▶ WHAT TO PRODUCE
Among the entries that follow, find every line with the word "label" and copy it.

▶ RECORDED DATA
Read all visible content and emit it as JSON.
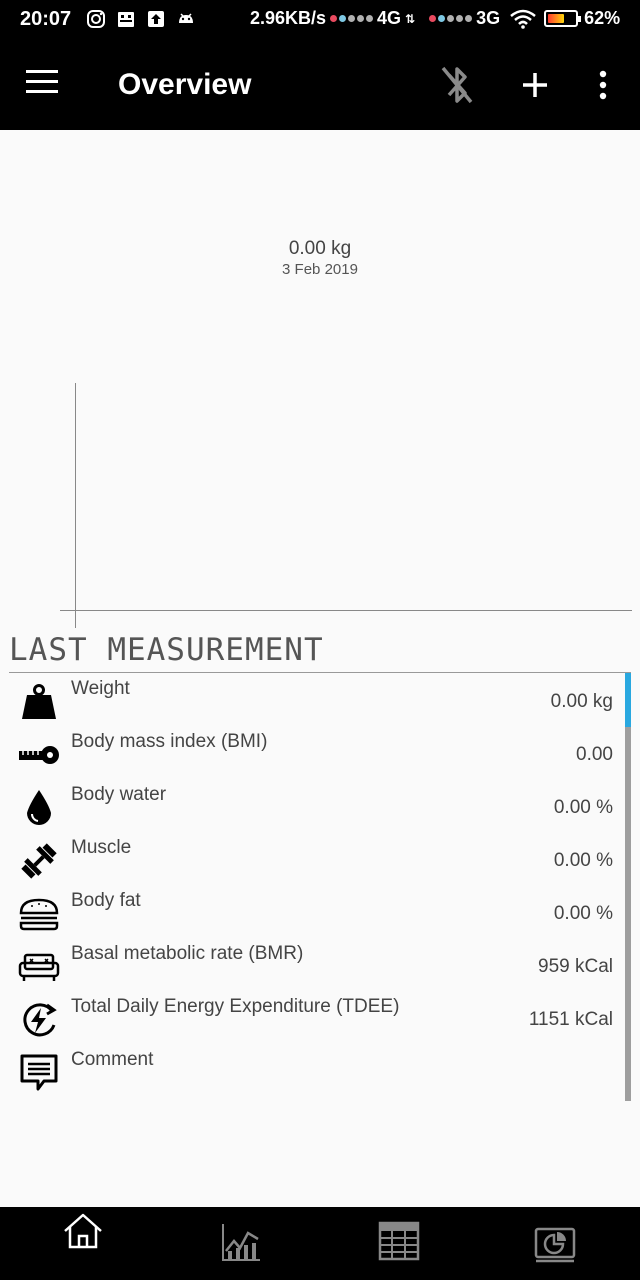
{
  "status_bar": {
    "time": "20:07",
    "speed": "2.96KB/s",
    "net1": "4G",
    "net2": "3G",
    "battery": "62%",
    "battery_level": 0.62,
    "left_icons": [
      "instagram-icon",
      "android-icon",
      "upload-icon",
      "android-small-icon"
    ]
  },
  "app_bar": {
    "title": "Overview",
    "icons": [
      "menu-icon",
      "bluetooth-disabled-icon",
      "add-icon",
      "more-vert-icon"
    ]
  },
  "chart": {
    "point_value": "0.00 kg",
    "point_date": "3 Feb 2019"
  },
  "last_measurement": {
    "title": "LAST MEASUREMENT",
    "rows": [
      {
        "label": "Weight",
        "value": "0.00 kg",
        "icon": "weight-icon"
      },
      {
        "label": "Body mass index (BMI)",
        "value": "0.00",
        "icon": "tape-measure-icon"
      },
      {
        "label": "Body water",
        "value": "0.00 %",
        "icon": "water-drop-icon"
      },
      {
        "label": "Muscle",
        "value": "0.00 %",
        "icon": "dumbbell-icon"
      },
      {
        "label": "Body fat",
        "value": "0.00 %",
        "icon": "burger-icon"
      },
      {
        "label": "Basal metabolic rate (BMR)",
        "value": "959 kCal",
        "icon": "sofa-icon"
      },
      {
        "label": "Total Daily Energy Expenditure (TDEE)",
        "value": "1151 kCal",
        "icon": "energy-cycle-icon"
      },
      {
        "label": "Comment",
        "value": "",
        "icon": "comment-icon"
      }
    ]
  },
  "bottom_nav": [
    "home-icon",
    "graph-icon",
    "table-icon",
    "statistics-icon"
  ],
  "colors": {
    "bar_bg": "#000000",
    "page_bg": "#fafafa",
    "accent": "#29a8e0"
  }
}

▶ PROBLEM SOLUTION
        "label": "Weight",
        "label": "Body mass index (BMI)",
        "label": "Body water",
        "label": "Muscle",
        "label": "Body fat",
        "label": "Basal metabolic rate (BMR)",
        "label": "Total Daily Energy Expenditure (TDEE)",
        "label": "Comment",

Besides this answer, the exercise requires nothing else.